Dangerous Caregivers for Elderly

Photo: List with "yes" and "no"

© panthermedia.net/Lasse Kristensen

If you hire a caregiver from an agency for an elderly family member, you might assume the person had undergone a thorough criminal background check and drug testing, was experienced and trained for the job. You'd be wrong in many cases, according to new Northwestern Medicine research.

A troubling new national study finds many agencies recruit random strangers off Craigslist and place them in the homes of vulnerable elderly people with dementia, do not do national criminal background checks or drug testing, lie about testing the qualifications of caregivers and don't require any experience or provide real training.

"People have a false sense of security when they hire a caregiver from an agency," said lead study author Lee Lindquist, an associate professor of medicine at Northwestern University Feinberg School of Medicine and a physician at Northwestern Memorial Hospital. "There are good agencies out there, but there are plenty of bad ones and consumers need to be aware that they may not be getting the safe, qualified caregiver they expect. It's dangerous for the elderly patient who may be cognitively impaired."
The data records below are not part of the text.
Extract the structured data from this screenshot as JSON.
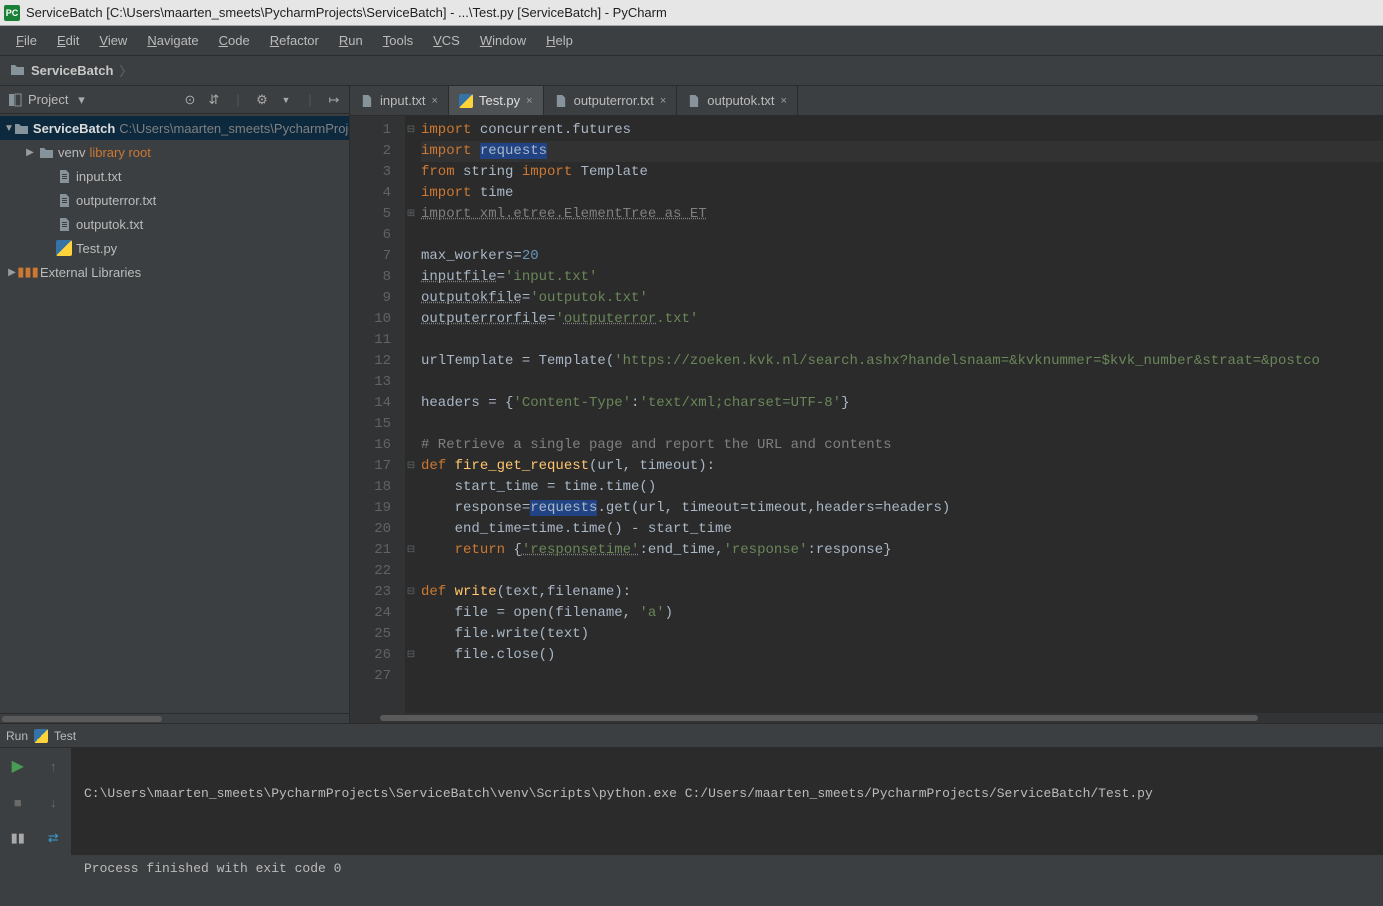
{
  "title": "ServiceBatch [C:\\Users\\maarten_smeets\\PycharmProjects\\ServiceBatch] - ...\\Test.py [ServiceBatch] - PyCharm",
  "menubar": [
    "File",
    "Edit",
    "View",
    "Navigate",
    "Code",
    "Refactor",
    "Run",
    "Tools",
    "VCS",
    "Window",
    "Help"
  ],
  "breadcrumb": {
    "root": "ServiceBatch"
  },
  "project_tool": {
    "title": "Project"
  },
  "tree": {
    "root": {
      "name": "ServiceBatch",
      "path": "C:\\Users\\maarten_smeets\\PycharmProjects\\ServiceBatch"
    },
    "venv": {
      "name": "venv",
      "note": "library root"
    },
    "files": [
      "input.txt",
      "outputerror.txt",
      "outputok.txt",
      "Test.py"
    ],
    "ext": "External Libraries"
  },
  "tabs": [
    {
      "name": "input.txt",
      "type": "txt"
    },
    {
      "name": "Test.py",
      "type": "py",
      "active": true
    },
    {
      "name": "outputerror.txt",
      "type": "txt"
    },
    {
      "name": "outputok.txt",
      "type": "txt"
    }
  ],
  "code_lines": 27,
  "code": {
    "l1": {
      "a": "import ",
      "b": "concurrent.futures"
    },
    "l2": {
      "a": "import ",
      "b": "requests"
    },
    "l3": {
      "a": "from ",
      "b": "string ",
      "c": "import ",
      "d": "Template"
    },
    "l4": {
      "a": "import ",
      "b": "time"
    },
    "l5": {
      "a": "import ",
      "b": "xml.etree.ElementTree as ET"
    },
    "l7": {
      "a": "max_workers=",
      "b": "20"
    },
    "l8": {
      "a": "inputfile=",
      "b": "'input.txt'"
    },
    "l9": {
      "a": "outputokfile",
      "b": "=",
      "c": "'outputok.txt'"
    },
    "l10": {
      "a": "outputerrorfile",
      "b": "=",
      "c": "'outputerror",
      "d": ".txt'"
    },
    "l12": {
      "a": "urlTemplate = Template(",
      "b": "'https://zoeken.kvk.nl/search.ashx?handelsnaam=&kvknummer=$kvk_number&straat=&postco"
    },
    "l14": {
      "a": "headers = {",
      "b": "'Content-Type'",
      "c": ":",
      "d": "'text/xml;charset=UTF-8'",
      "e": "}"
    },
    "l16": "# Retrieve a single page and report the URL and contents",
    "l17": {
      "a": "def ",
      "b": "fire_get_request",
      "c": "(url, timeout):"
    },
    "l18": "    start_time = time.time()",
    "l19": {
      "a": "    response=",
      "b": "requests",
      "c": ".get(url, ",
      "d": "timeout",
      "e": "=timeout,",
      "f": "headers",
      "g": "=headers)"
    },
    "l20": "    end_time=time.time() - start_time",
    "l21": {
      "a": "    ",
      "b": "return ",
      "c": "{",
      "d": "'responsetime'",
      "e": ":end_time,",
      "f": "'response'",
      "g": ":response}"
    },
    "l23": {
      "a": "def ",
      "b": "write",
      "c": "(text,filename):"
    },
    "l24": {
      "a": "    file = open(filename, ",
      "b": "'a'",
      "c": ")"
    },
    "l25": "    file.write(text)",
    "l26": "    file.close()"
  },
  "runtab": {
    "label": "Run",
    "config": "Test"
  },
  "console": {
    "line1": "C:\\Users\\maarten_smeets\\PycharmProjects\\ServiceBatch\\venv\\Scripts\\python.exe C:/Users/maarten_smeets/PycharmProjects/ServiceBatch/Test.py",
    "line2": "",
    "line3": "Process finished with exit code 0"
  }
}
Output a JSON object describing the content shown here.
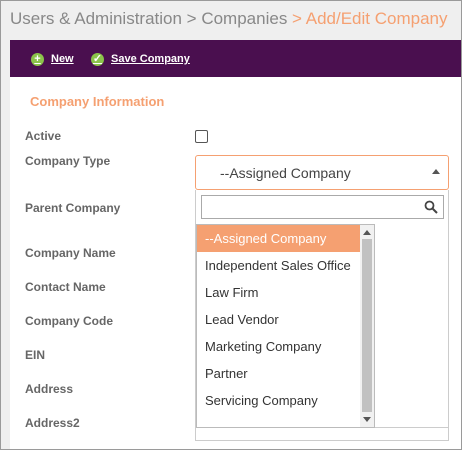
{
  "breadcrumb": {
    "path": "Users & Administration > Companies",
    "current": " > Add/Edit Company"
  },
  "toolbar": {
    "new_label": "New",
    "save_label": "Save Company"
  },
  "section": {
    "title": "Company Information"
  },
  "form": {
    "active_label": "Active",
    "active_checked": false,
    "company_type_label": "Company Type",
    "company_type_value": "--Assigned Company",
    "parent_company_label": "Parent Company",
    "company_name_label": "Company Name",
    "contact_name_label": "Contact Name",
    "company_code_label": "Company Code",
    "ein_label": "EIN",
    "address_label": "Address",
    "address2_label": "Address2"
  },
  "dropdown": {
    "search_value": "",
    "options": [
      "--Assigned Company",
      "Independent Sales Office",
      "Law Firm",
      "Lead Vendor",
      "Marketing Company",
      "Partner",
      "Servicing Company"
    ],
    "selected_index": 0
  },
  "colors": {
    "accent": "#f5a071",
    "toolbar_bg": "#4a0f4f",
    "icon_green": "#8bc34a"
  }
}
Lindquist, a geriatrician, personally has seen a number of bad caregivers accompanying patients in her clinic. "Some of the paid caregivers are so unqualified it's scary and really puts the senior at risk," she said.

"The public should demand higher standards, but in the short term, seniors need to be aware what explicitly to look for when hiring a paid caregiver through an agency," Lindquist said.

Below are Lindquist's ten questions to ask an agency prior to hiring a paid caregiver:

    10 Questions to Ask Before Hiring a Caregiver

  • 1. How do you recruit caregivers, and what are your hiring requirements?
  • 2. What types of screenings are performed on caregivers before you hire them? Criminal background check—federal or state? Drug screening? Other?
  • 3. Are they certified in CPR or do they have any health-related training?
  • 4. Are the caregivers insured and bonded through your agency?
  • 5. What competencies are expected of the caregiver you send to the home?
  • 6. How do you assess what the caregiver is capable of doing?
  • 7. What is your policy on providing a substitute caregiver if a regular caregiver cannot provide the contracted services?
  • 8. If there is dissatisfaction with a particular caregiver, will a substitute be provided?
  • 9. Does the agency provide a supervisor to evaluate the quality of home care on a regular basis? How frequently?
  • 10. Does supervision occur over the telephone, through progress reports or in-person at the home of the older adult?

MEDICA.de; Source: Northwestern University